The song's theme is based on Dalton Trumbo
's 1939 novel Johnny Got His Gun
It is based on the story of a soldier whose body was severely damaged after he was hit by a German artillery shell during World War I
. His arms, legs, eyes, nose and ears were gone and he could not see, speak, or hear — but his mind functions perfectly, leaving him a prisoner in his own body.
"One" is a favorite of many Metallica fans, and thus is a fixture of the band's live shows. When played live, the song is usually played with guitars tuned down
by one semitone
(a permanent fixture of their Studio and Live work since the post-Black Album
era) and is preceded by pyrotechnics
and the same sounds of war such as machine guns, bombs exploding and helicopters as heard on the recorded version. The song was also featured on S&M
— Metallica's album of live performances in collaboration with the San Francisco Symphony Orchestra
, conducted by the late Michael Kamen
"One" was the first Metallica song for which a music video
was created. The music video, directed by Bill Pope
and Michael Salomon, debuted on MTV
on January 20 1989
. The video is almost entirely in black & white
, and features the band performing the song in a warehouse. It features dialogue
and several scenes from the 1971 film adaptation of Johnny Got His Gun
. Timothy Bottoms
can be seen starring as Joe Bonham
, the main character in the novel.
Metallica bought the rights to Johnny Got His Gun so they would be able to use it exclusively for the video for "One". Three versions of the "One" music video were made - the first (the longest, album version) contained scenes of both the band and scenes from the movie. The second was simply a shortened version of the first and the third contained only the band performing the song (without any scenes from the movie).
Like many other music videos from the metal band, "One" puts great emphasis on the performances of the band members as musicians, with many shots of Hetfield, Newsted and Hammett's hands picking and fretting. The video features the band members in a typical early Metallica fashion - playing (as if in rehearsal) in some sort of warehouse, in tight formation around Ulrich's drum kit, and dressed in casual street clothes and with long untamed hair.
In the music video, it can be clearly seen that both Hetfield and Hammett are playing ESP guitars.
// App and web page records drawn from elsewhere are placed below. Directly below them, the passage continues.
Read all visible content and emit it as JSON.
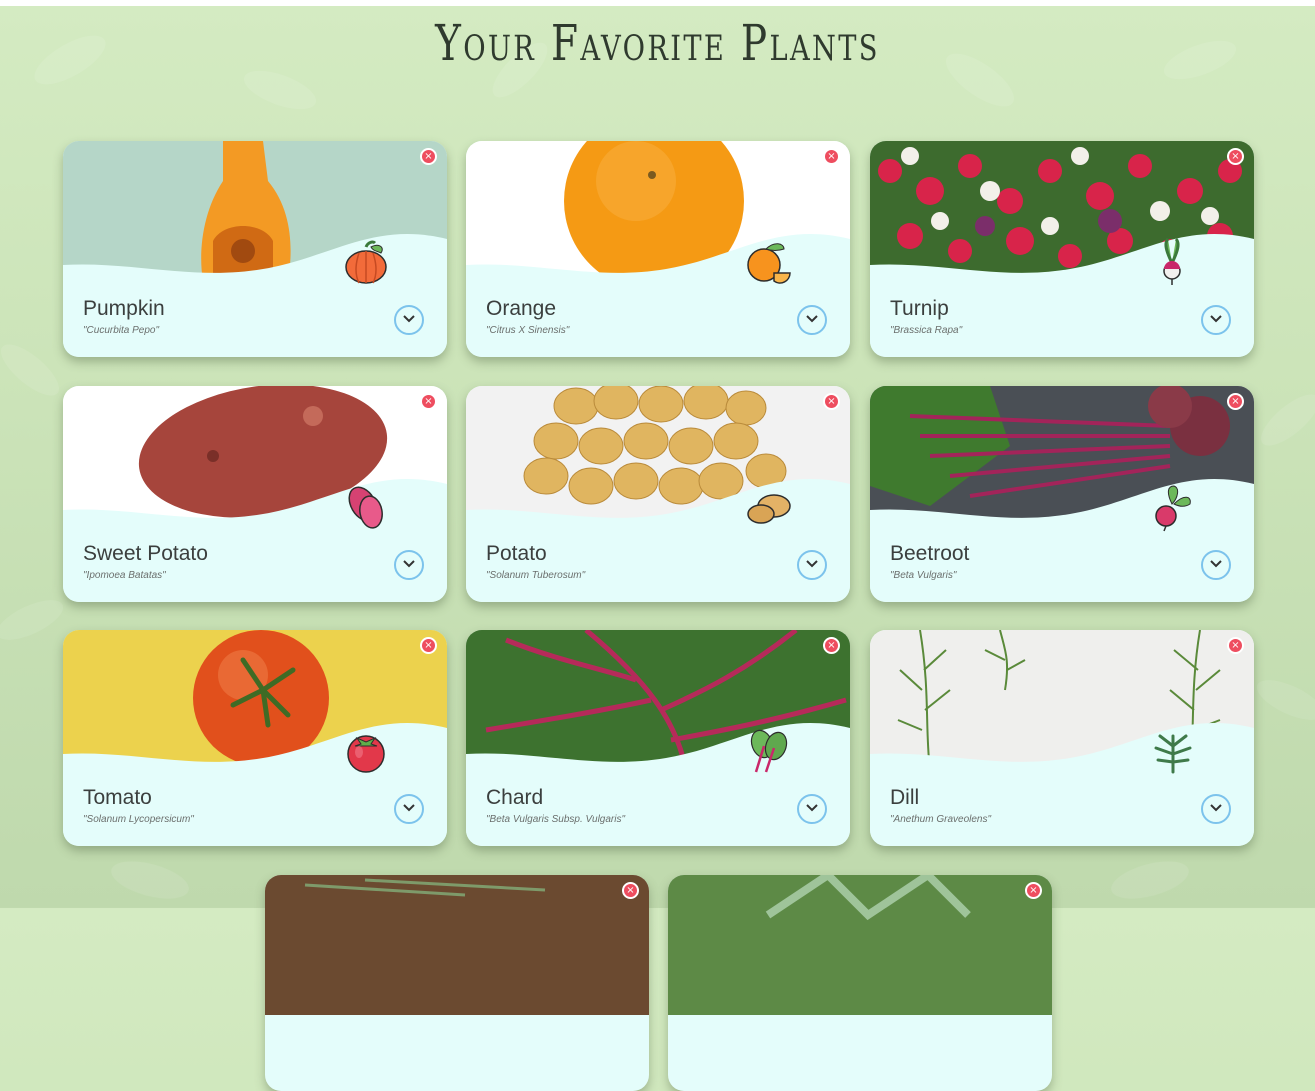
{
  "page": {
    "title": "Your Favorite Plants"
  },
  "plants": [
    {
      "name": "Pumpkin",
      "scientific": "\"Cucurbita Pepo\"",
      "icon": "pumpkin-icon"
    },
    {
      "name": "Orange",
      "scientific": "\"Citrus X Sinensis\"",
      "icon": "orange-icon"
    },
    {
      "name": "Turnip",
      "scientific": "\"Brassica Rapa\"",
      "icon": "turnip-icon"
    },
    {
      "name": "Sweet Potato",
      "scientific": "\"Ipomoea Batatas\"",
      "icon": "sweet-potato-icon"
    },
    {
      "name": "Potato",
      "scientific": "\"Solanum Tuberosum\"",
      "icon": "potato-icon"
    },
    {
      "name": "Beetroot",
      "scientific": "\"Beta Vulgaris\"",
      "icon": "beetroot-icon"
    },
    {
      "name": "Tomato",
      "scientific": "\"Solanum Lycopersicum\"",
      "icon": "tomato-icon"
    },
    {
      "name": "Chard",
      "scientific": "\"Beta Vulgaris Subsp. Vulgaris\"",
      "icon": "chard-icon"
    },
    {
      "name": "Dill",
      "scientific": "\"Anethum Graveolens\"",
      "icon": "dill-icon"
    }
  ],
  "colors": {
    "card_body": "#e4fdfb",
    "close": "#ee4d5f",
    "expand_border": "#7cc3ec",
    "background": "#cce4b9"
  }
}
It is also clear that Newsted is playing bass with his fingers at the start of the song, but later switches to a pick.
Two of the three versions of the "One" music video appear on 2 of One, a VHS released on July 1, 1990.
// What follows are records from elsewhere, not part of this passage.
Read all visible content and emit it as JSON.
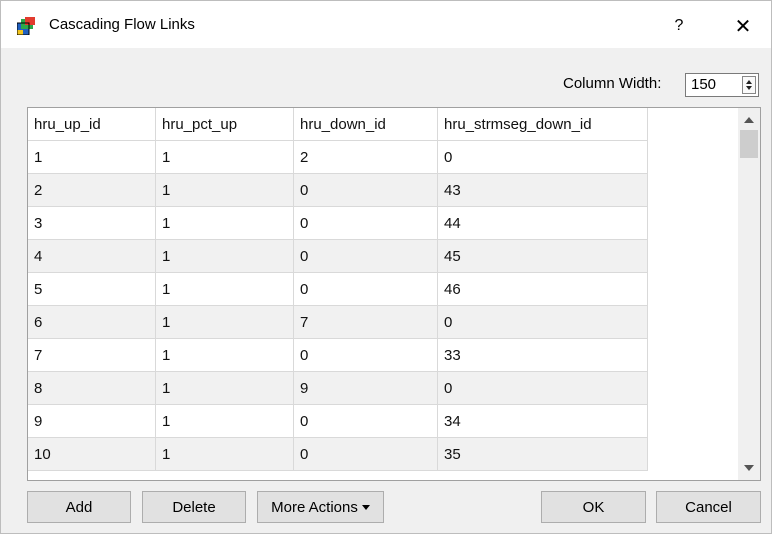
{
  "window": {
    "title": "Cascading Flow Links",
    "help_label": "?",
    "close_label": "✕"
  },
  "toolbar": {
    "column_width_label": "Column Width:",
    "column_width_value": "150"
  },
  "table": {
    "headers": [
      "hru_up_id",
      "hru_pct_up",
      "hru_down_id",
      "hru_strmseg_down_id"
    ],
    "rows": [
      [
        "1",
        "1",
        "2",
        "0"
      ],
      [
        "2",
        "1",
        "0",
        "43"
      ],
      [
        "3",
        "1",
        "0",
        "44"
      ],
      [
        "4",
        "1",
        "0",
        "45"
      ],
      [
        "5",
        "1",
        "0",
        "46"
      ],
      [
        "6",
        "1",
        "7",
        "0"
      ],
      [
        "7",
        "1",
        "0",
        "33"
      ],
      [
        "8",
        "1",
        "9",
        "0"
      ],
      [
        "9",
        "1",
        "0",
        "34"
      ],
      [
        "10",
        "1",
        "0",
        "35"
      ]
    ]
  },
  "buttons": {
    "add": "Add",
    "delete": "Delete",
    "more_actions": "More Actions",
    "ok": "OK",
    "cancel": "Cancel"
  }
}
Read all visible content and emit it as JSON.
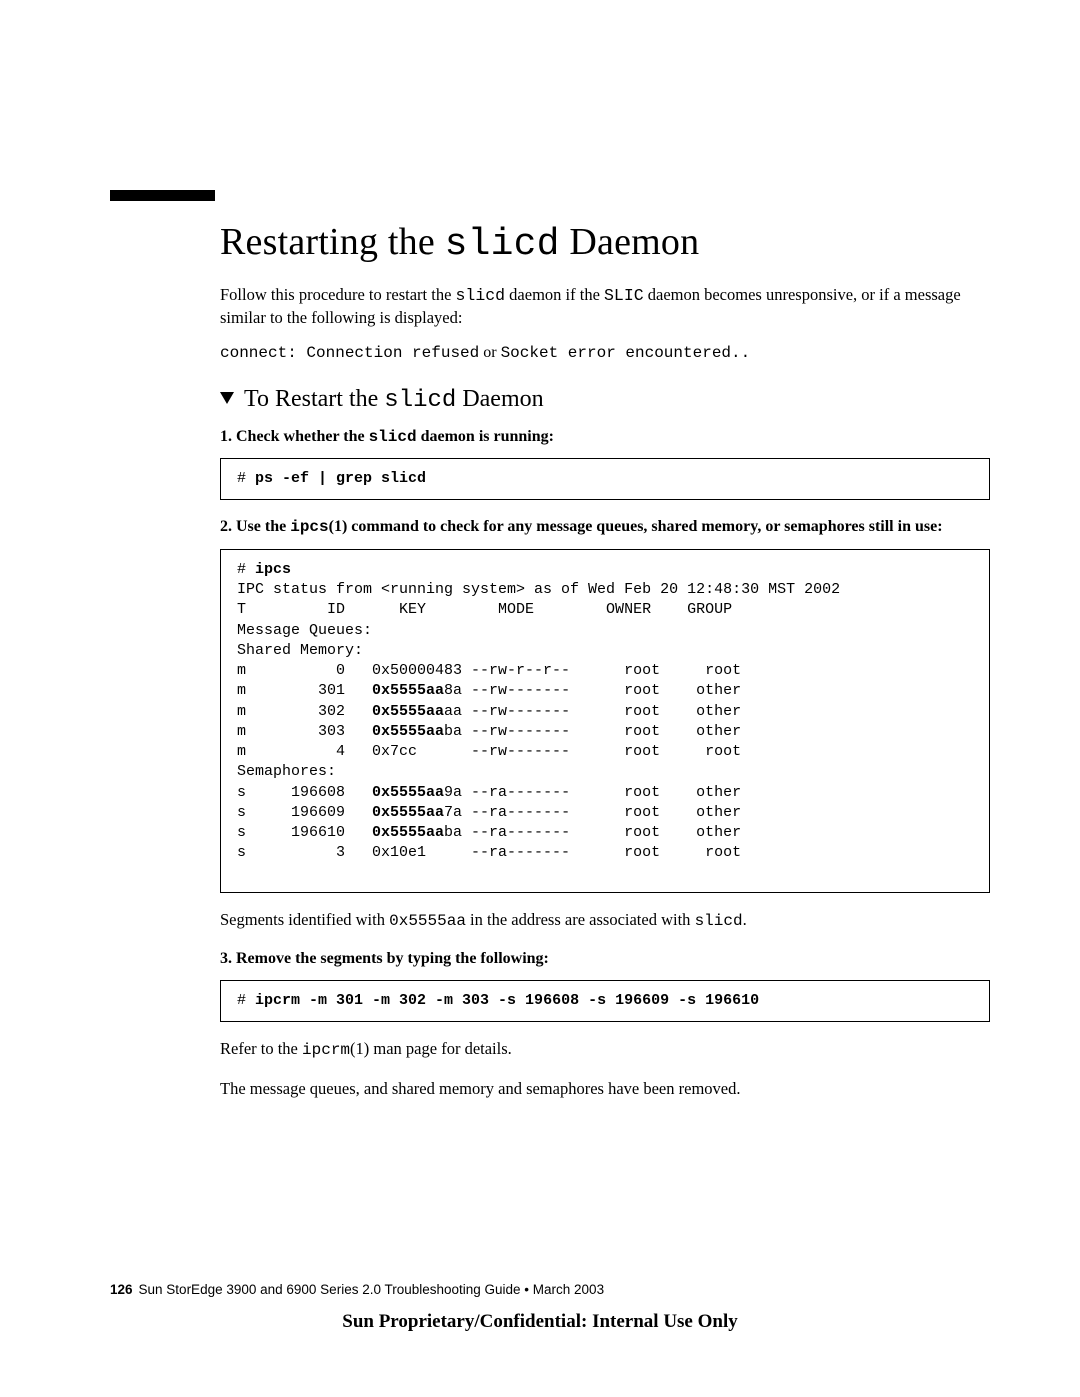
{
  "title_pre": "Restarting the ",
  "title_mono": "slicd",
  "title_post": " Daemon",
  "intro_a": "Follow this procedure to restart the ",
  "intro_mono1": "slicd",
  "intro_b": " daemon if the ",
  "intro_mono2": "SLIC",
  "intro_c": " daemon becomes unresponsive, or if a message similar to the following is displayed:",
  "connect_a": "connect: Connection refused",
  "connect_or": " or ",
  "connect_b": "Socket error encountered..",
  "sub_pre": "To Restart the ",
  "sub_mono": "slicd",
  "sub_post": " Daemon",
  "step1_a": "Check whether the ",
  "step1_mono": "slicd",
  "step1_b": " daemon is running:",
  "code1_prompt": "# ",
  "code1_cmd": "ps -ef | grep slicd",
  "step2_a": "Use the ",
  "step2_mono": "ipcs",
  "step2_paren": "(1)",
  "step2_b": " command to check for any message queues, shared memory, or semaphores still in use:",
  "code2_prompt": "# ",
  "code2_cmd": "ipcs",
  "code2_header": "IPC status from <running system> as of Wed Feb 20 12:48:30 MST 2002",
  "code2_cols": "T         ID      KEY        MODE        OWNER    GROUP",
  "code2_mq": "Message Queues:",
  "code2_sm": "Shared Memory:",
  "sm0": "m          0   0x50000483 --rw-r--r--      root     root",
  "sm1_a": "m        301   ",
  "sm1_k": "0x5555aa",
  "sm1_b": "8a --rw-------      root    other",
  "sm2_a": "m        302   ",
  "sm2_k": "0x5555aa",
  "sm2_b": "aa --rw-------      root    other",
  "sm3_a": "m        303   ",
  "sm3_k": "0x5555aa",
  "sm3_b": "ba --rw-------      root    other",
  "sm4": "m          4   0x7cc      --rw-------      root     root",
  "code2_se": "Semaphores:",
  "se1_a": "s     196608   ",
  "se1_k": "0x5555aa",
  "se1_b": "9a --ra-------      root    other",
  "se2_a": "s     196609   ",
  "se2_k": "0x5555aa",
  "se2_b": "7a --ra-------      root    other",
  "se3_a": "s     196610   ",
  "se3_k": "0x5555aa",
  "se3_b": "ba --ra-------      root    other",
  "se4": "s          3   0x10e1     --ra-------      root     root",
  "segnote_a": "Segments identified with ",
  "segnote_mono": "0x5555aa",
  "segnote_b": " in the address are associated with ",
  "segnote_mono2": "slicd",
  "segnote_c": ".",
  "step3": "Remove the segments by typing the following:",
  "code3_prompt": "# ",
  "code3_cmd": "ipcrm -m 301 -m 302 -m 303 -s 196608 -s 196609 -s 196610",
  "refer_a": "Refer to the ",
  "refer_mono": "ipcrm",
  "refer_b": "(1) man page for details.",
  "removed": "The message queues, and shared memory and semaphores have been removed.",
  "page_num": "126",
  "footer_text": "Sun StorEdge 3900 and 6900 Series 2.0 Troubleshooting Guide • March 2003",
  "confidential": "Sun Proprietary/Confidential: Internal Use Only"
}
The music video was ranked 38 on Rock on the Net: MTV: 100 Greatest Music Videos.
- "One" was covered by Crematory for the Tribute To The Four Horsemen CD.
- "One" was covered by nu metal band Korn as part of the MTV Icons Metallica tribute TV-show. This cover version is featured as a hidden track on their 2003 album Take a Look in the Mirror. However, Korn's version was shortened to a little more than four minutes, like most performances at MTV Icons, and lacks much of the second half of the song, including the final guitar solo. The bridge is also played often at live shows as an outro to their song "Shoots and Ladders".
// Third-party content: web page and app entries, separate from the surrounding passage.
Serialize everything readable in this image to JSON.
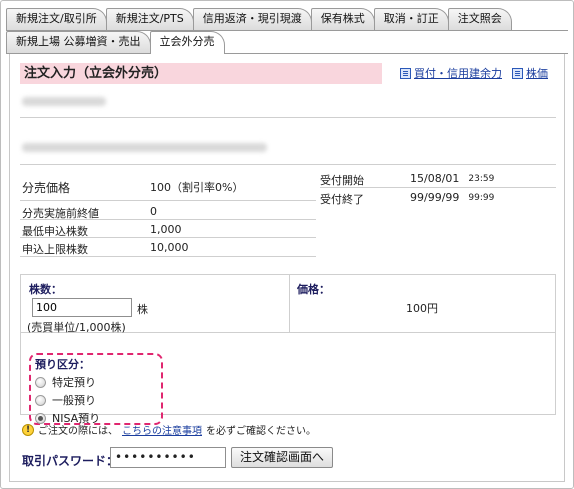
{
  "tabs": {
    "row1": [
      "新規注文/取引所",
      "新規注文/PTS",
      "信用返済・現引現渡",
      "保有株式",
      "取消・訂正",
      "注文照会"
    ],
    "row2": [
      "新規上場 公募増資・売出",
      "立会外分売"
    ],
    "active": "立会外分売"
  },
  "header": {
    "title": "注文入力（立会外分売）",
    "links": [
      "買付・信用建余力",
      "株価"
    ]
  },
  "info": {
    "price_label": "分売価格",
    "price_value": "100（割引率0%）",
    "start_label": "受付開始",
    "start_date": "15/08/01",
    "start_time": "23:59",
    "end_label": "受付終了",
    "end_date": "99/99/99",
    "end_time": "99:99",
    "prev_close_label": "分売実施前終値",
    "prev_close_value": "0",
    "min_qty_label": "最低申込株数",
    "min_qty_value": "1,000",
    "max_qty_label": "申込上限株数",
    "max_qty_value": "10,000"
  },
  "form": {
    "qty_title": "株数：",
    "qty_value": "100",
    "qty_unit": "株",
    "unit_note": "(売買単位/1,000株)",
    "price_title": "価格：",
    "price_value": "100円",
    "account_title": "預り区分：",
    "account_options": [
      "特定預り",
      "一般預り",
      "NISA預り"
    ],
    "account_selected": "NISA預り"
  },
  "notice": {
    "prefix": "ご注文の際には、",
    "link": "こちらの注意事項",
    "suffix": "を必ずご確認ください。"
  },
  "password": {
    "label": "取引パスワード：",
    "masked_value": "••••••••••",
    "button": "注文確認画面へ"
  },
  "colors": {
    "title_bg": "#f9d6dd",
    "highlight_dash": "#e0266f",
    "label_navy": "#1d1d5e",
    "link_blue": "#1a3d9e"
  }
}
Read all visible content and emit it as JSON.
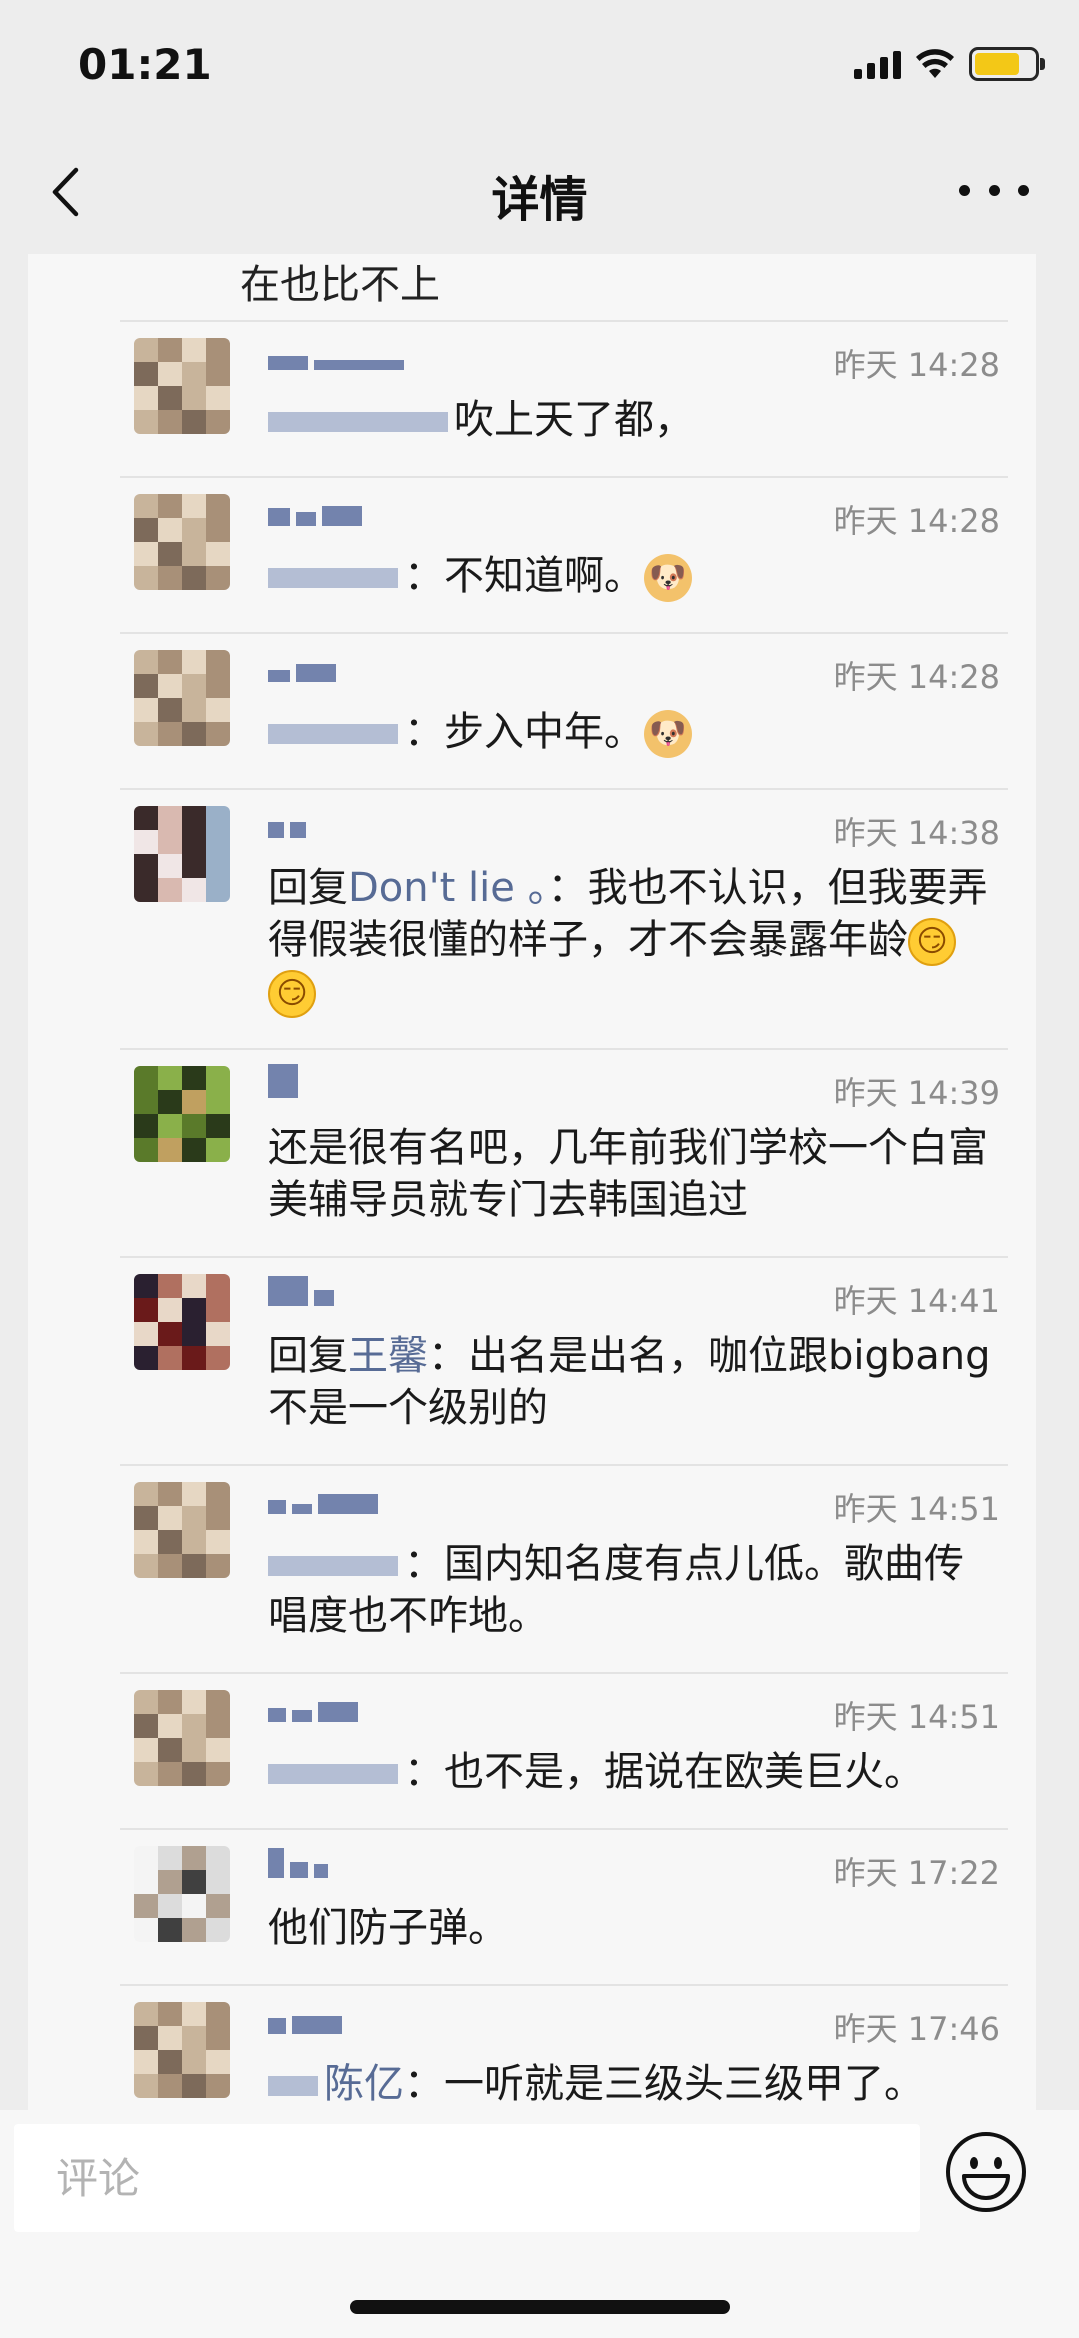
{
  "status_bar": {
    "time": "01:21"
  },
  "nav": {
    "title": "详情"
  },
  "top_fragment": "在也比不上",
  "comments": [
    {
      "time": "昨天 14:28",
      "prefix": "",
      "mention": "",
      "text": "吹上天了都，",
      "emoji": ""
    },
    {
      "time": "昨天 14:28",
      "prefix": "",
      "mention": "",
      "text": "：不知道啊。",
      "emoji": "dog"
    },
    {
      "time": "昨天 14:28",
      "prefix": "",
      "mention": "",
      "text": "：步入中年。",
      "emoji": "dog"
    },
    {
      "time": "昨天 14:38",
      "prefix": "回复",
      "mention": "Don't lie 。",
      "text": "：我也不认识，但我要弄得假装很懂的样子，才不会暴露年龄",
      "emoji": "smirk2"
    },
    {
      "time": "昨天 14:39",
      "prefix": "",
      "mention": "",
      "text": "还是很有名吧，几年前我们学校一个白富美辅导员就专门去韩国追过",
      "emoji": ""
    },
    {
      "time": "昨天 14:41",
      "prefix": "回复",
      "mention": "王馨",
      "text": "：出名是出名，咖位跟bigbang不是一个级别的",
      "emoji": ""
    },
    {
      "time": "昨天 14:51",
      "prefix": "",
      "mention": "",
      "text": "：国内知名度有点儿低。歌曲传唱度也不咋地。",
      "emoji": ""
    },
    {
      "time": "昨天 14:51",
      "prefix": "",
      "mention": "",
      "text": "：也不是，据说在欧美巨火。",
      "emoji": ""
    },
    {
      "time": "昨天 17:22",
      "prefix": "",
      "mention": "",
      "text": "他们防子弹。",
      "emoji": ""
    },
    {
      "time": "昨天 17:46",
      "prefix": "",
      "mention": "陈亿",
      "text": "：一听就是三级头三级甲了。",
      "emoji": ""
    }
  ],
  "input": {
    "placeholder": "评论"
  },
  "icons": {
    "back": "chevron-left-icon",
    "more": "more-dots-icon",
    "emoji": "smiley-face-icon",
    "battery_color": "#f4c400",
    "link_color": "#576b95"
  }
}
- Apocalyptica has covered this song. It is the last track on their album Inquisition Symphony.
- Mexican-born, Dublin-based duo Rodrigo y Gabriela covered "One" on Live in Manchester and Dublin.
- Finnish Symphonic Power Metal band Sonata Arctica has performed "One" at live performances.
- Jonathan Davis from Korn and Daron Malakian from System of a Down on vocals and guitar, respectively, joined Jason Newsted, Kirk Hammett, and Lars Ulrich for a live performance of "One" in its' entirety in July 2000 at a show in Sparta, Kentucky. A bootlegged video of the song is now on YouTube.com
- Tribute duo Harptallica recorded a harp version of the song on their album Harptallica: A Tribute.
"One" was voted as the 7th of the " 100 Greatest Guitar Solos
" of all time by readers of Guitar World
, placed between "November Rain
" by Guns N' Roses
(6th) and "Hotel California
" by the Eagles